◆ WHAT YOU ARE ASKED TO DO: Identify all lines below that hold "name" and collect them.

Records excerpted from a collection
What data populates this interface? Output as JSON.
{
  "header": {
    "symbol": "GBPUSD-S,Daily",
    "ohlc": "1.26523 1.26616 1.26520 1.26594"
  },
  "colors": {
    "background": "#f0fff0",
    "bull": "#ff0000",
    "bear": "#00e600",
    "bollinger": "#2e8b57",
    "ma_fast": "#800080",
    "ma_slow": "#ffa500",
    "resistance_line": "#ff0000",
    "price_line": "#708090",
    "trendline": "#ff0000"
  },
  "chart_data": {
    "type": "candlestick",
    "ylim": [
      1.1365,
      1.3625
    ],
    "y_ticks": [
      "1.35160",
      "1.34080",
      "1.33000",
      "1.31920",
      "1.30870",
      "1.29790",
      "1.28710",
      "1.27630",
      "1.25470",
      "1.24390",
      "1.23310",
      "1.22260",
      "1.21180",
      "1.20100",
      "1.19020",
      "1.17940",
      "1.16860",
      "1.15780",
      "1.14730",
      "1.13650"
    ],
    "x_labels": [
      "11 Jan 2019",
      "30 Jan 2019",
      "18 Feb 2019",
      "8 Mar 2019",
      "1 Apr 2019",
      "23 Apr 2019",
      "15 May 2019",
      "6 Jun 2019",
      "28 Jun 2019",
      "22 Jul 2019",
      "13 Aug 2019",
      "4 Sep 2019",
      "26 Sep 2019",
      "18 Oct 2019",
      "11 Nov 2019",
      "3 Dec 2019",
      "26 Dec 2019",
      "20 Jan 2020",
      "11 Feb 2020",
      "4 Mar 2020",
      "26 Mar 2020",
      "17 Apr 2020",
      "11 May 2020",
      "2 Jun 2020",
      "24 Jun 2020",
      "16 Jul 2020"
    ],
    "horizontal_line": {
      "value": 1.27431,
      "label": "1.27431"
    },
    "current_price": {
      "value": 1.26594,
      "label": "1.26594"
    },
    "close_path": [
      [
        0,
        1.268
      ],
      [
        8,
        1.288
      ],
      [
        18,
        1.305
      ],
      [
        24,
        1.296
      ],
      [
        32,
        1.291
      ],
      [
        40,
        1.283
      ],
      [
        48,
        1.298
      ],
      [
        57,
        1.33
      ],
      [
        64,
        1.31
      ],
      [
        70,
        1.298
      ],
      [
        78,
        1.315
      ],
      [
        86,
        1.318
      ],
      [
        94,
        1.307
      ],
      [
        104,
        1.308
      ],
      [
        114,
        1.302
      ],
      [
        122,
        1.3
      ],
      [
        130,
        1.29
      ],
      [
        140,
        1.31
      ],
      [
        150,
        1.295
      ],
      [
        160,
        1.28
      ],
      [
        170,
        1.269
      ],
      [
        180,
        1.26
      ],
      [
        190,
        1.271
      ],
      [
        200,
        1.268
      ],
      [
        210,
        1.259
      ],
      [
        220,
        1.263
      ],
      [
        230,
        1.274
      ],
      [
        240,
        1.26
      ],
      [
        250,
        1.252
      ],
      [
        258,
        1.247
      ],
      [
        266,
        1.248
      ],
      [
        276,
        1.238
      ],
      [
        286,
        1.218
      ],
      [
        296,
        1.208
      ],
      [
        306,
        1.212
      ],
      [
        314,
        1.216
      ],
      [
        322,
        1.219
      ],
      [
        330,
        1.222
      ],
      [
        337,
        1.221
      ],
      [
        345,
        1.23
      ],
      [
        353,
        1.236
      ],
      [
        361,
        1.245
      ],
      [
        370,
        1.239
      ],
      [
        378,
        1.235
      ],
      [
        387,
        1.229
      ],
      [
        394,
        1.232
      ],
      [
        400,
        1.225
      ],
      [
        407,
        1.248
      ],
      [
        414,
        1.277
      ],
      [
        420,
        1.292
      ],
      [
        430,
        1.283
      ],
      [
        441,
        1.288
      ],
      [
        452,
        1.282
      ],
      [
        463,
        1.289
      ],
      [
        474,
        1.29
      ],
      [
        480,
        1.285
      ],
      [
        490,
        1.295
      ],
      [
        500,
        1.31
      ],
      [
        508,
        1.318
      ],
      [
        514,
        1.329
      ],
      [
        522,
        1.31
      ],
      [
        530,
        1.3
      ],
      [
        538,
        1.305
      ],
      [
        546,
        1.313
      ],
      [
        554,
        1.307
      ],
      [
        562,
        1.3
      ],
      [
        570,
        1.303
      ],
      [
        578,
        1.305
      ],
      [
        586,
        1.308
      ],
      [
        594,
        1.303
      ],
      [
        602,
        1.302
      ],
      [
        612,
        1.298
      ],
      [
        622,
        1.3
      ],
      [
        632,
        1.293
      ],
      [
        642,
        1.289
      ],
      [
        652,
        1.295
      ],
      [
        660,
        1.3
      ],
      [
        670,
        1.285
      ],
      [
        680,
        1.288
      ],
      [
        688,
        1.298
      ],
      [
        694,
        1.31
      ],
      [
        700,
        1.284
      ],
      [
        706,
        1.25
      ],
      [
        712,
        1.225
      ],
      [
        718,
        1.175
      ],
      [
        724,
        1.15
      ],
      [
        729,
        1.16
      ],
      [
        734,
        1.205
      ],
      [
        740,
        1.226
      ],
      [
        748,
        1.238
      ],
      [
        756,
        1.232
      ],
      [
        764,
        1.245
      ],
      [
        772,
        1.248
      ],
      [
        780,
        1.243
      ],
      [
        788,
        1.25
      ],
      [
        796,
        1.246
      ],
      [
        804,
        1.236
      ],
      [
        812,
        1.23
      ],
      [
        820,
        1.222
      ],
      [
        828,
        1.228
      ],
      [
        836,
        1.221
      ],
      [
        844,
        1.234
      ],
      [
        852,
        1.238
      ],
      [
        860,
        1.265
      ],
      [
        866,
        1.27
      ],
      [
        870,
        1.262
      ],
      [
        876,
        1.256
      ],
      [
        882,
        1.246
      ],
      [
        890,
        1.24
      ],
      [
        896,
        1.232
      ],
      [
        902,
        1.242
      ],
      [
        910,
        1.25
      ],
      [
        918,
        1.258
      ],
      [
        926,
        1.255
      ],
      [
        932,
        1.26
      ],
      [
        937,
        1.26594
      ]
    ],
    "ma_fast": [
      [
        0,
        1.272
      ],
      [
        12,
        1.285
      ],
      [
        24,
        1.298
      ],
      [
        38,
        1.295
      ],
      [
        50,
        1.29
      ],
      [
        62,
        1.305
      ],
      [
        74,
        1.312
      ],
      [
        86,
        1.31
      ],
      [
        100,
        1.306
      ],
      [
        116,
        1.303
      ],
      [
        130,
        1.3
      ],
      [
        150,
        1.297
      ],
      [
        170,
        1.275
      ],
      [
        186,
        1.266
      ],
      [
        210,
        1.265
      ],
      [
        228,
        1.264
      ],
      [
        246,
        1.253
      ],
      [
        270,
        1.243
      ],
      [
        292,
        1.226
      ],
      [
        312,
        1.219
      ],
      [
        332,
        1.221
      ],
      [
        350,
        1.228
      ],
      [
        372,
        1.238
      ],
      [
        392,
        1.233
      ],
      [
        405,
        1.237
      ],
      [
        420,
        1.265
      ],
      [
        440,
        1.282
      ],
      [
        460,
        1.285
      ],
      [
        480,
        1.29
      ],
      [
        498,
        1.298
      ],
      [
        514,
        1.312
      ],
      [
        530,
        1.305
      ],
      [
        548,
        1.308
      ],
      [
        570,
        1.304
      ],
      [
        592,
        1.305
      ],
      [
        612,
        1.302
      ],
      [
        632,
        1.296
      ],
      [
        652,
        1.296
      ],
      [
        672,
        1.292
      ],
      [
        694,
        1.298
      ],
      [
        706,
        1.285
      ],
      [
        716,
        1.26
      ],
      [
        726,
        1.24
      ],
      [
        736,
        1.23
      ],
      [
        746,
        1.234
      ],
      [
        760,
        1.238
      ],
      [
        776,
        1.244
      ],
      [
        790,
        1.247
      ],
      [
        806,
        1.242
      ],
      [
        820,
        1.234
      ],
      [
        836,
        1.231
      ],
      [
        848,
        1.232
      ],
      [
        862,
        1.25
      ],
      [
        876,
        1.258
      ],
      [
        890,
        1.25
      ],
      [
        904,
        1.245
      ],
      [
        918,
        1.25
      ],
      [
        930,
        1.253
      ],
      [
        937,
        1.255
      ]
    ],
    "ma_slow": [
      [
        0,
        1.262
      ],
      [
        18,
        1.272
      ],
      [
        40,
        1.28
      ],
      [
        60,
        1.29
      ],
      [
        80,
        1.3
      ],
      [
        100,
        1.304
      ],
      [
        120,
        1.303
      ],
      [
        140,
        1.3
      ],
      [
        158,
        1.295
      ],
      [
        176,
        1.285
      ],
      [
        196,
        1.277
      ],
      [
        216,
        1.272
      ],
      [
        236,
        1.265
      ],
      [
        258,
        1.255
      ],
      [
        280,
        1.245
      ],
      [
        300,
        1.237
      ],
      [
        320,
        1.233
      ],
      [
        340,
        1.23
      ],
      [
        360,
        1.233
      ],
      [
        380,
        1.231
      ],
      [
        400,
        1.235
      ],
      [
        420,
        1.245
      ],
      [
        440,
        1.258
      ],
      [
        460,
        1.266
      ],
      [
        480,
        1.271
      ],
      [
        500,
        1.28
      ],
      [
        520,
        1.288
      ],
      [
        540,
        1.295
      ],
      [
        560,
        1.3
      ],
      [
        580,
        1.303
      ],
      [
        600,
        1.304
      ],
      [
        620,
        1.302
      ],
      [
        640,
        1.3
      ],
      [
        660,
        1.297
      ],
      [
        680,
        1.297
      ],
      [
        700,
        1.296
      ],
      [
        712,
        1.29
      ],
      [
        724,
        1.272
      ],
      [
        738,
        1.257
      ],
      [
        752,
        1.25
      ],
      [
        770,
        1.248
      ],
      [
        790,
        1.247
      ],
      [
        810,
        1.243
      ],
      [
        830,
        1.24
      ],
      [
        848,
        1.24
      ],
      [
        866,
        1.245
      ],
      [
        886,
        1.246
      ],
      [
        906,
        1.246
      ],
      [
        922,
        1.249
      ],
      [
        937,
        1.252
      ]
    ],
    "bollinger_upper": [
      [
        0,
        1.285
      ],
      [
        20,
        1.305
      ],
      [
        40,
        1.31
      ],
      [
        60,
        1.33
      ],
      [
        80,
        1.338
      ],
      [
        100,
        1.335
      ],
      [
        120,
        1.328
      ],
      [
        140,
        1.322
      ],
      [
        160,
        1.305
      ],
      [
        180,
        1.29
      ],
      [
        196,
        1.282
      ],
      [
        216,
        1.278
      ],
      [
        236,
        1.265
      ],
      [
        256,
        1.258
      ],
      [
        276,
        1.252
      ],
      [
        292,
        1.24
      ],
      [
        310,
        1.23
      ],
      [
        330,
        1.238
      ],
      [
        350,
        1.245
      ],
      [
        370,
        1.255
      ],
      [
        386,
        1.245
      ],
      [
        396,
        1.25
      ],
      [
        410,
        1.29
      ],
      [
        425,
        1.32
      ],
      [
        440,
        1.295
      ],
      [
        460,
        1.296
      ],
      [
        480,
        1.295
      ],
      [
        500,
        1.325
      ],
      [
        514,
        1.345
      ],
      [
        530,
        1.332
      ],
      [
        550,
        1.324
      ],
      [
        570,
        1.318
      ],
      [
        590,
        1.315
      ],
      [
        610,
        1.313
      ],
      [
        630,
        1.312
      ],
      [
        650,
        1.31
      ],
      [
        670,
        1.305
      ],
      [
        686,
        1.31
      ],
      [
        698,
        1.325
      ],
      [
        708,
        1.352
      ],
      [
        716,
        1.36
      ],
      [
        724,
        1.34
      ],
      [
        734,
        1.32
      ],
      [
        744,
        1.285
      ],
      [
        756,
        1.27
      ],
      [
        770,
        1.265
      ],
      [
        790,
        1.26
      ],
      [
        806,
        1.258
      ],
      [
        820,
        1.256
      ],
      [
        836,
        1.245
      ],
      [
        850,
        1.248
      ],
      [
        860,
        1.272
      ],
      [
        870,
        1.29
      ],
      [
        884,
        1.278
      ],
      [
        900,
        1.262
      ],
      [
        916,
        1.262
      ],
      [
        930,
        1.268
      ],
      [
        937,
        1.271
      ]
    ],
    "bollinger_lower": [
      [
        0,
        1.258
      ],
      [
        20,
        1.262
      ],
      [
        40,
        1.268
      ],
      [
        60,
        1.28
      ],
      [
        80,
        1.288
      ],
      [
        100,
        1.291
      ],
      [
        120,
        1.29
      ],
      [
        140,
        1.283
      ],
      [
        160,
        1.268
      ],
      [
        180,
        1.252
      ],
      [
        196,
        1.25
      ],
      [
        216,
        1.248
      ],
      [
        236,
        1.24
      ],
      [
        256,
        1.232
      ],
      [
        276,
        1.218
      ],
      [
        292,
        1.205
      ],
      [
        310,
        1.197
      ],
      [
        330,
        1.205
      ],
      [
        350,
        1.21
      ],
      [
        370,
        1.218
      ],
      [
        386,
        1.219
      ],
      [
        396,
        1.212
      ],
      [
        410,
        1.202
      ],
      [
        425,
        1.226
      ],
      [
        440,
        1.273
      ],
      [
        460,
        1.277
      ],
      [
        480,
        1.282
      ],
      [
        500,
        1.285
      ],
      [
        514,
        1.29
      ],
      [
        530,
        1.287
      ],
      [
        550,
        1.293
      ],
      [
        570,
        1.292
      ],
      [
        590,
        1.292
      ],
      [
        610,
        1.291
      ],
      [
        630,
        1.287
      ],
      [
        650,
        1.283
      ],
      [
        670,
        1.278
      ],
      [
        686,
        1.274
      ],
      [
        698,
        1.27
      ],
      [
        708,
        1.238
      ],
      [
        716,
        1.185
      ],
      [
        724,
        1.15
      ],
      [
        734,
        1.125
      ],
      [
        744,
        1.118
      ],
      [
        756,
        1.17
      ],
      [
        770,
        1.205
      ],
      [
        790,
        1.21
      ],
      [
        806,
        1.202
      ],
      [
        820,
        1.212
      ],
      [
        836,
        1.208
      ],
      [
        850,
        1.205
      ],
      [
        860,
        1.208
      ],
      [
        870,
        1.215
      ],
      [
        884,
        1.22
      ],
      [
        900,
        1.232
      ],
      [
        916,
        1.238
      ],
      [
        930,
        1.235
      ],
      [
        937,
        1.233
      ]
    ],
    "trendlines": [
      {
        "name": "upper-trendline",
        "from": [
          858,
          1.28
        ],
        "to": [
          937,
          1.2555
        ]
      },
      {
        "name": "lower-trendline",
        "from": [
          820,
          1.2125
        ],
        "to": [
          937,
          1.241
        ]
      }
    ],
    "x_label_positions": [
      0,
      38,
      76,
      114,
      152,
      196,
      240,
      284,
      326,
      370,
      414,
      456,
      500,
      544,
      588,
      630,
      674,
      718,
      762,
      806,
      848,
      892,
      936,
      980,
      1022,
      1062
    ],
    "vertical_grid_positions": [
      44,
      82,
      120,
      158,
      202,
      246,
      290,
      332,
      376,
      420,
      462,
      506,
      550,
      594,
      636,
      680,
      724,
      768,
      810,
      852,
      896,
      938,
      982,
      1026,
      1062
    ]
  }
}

◆ FINAL ANSWER:
        "name": "upper-trendline",
        "name": "lower-trendline",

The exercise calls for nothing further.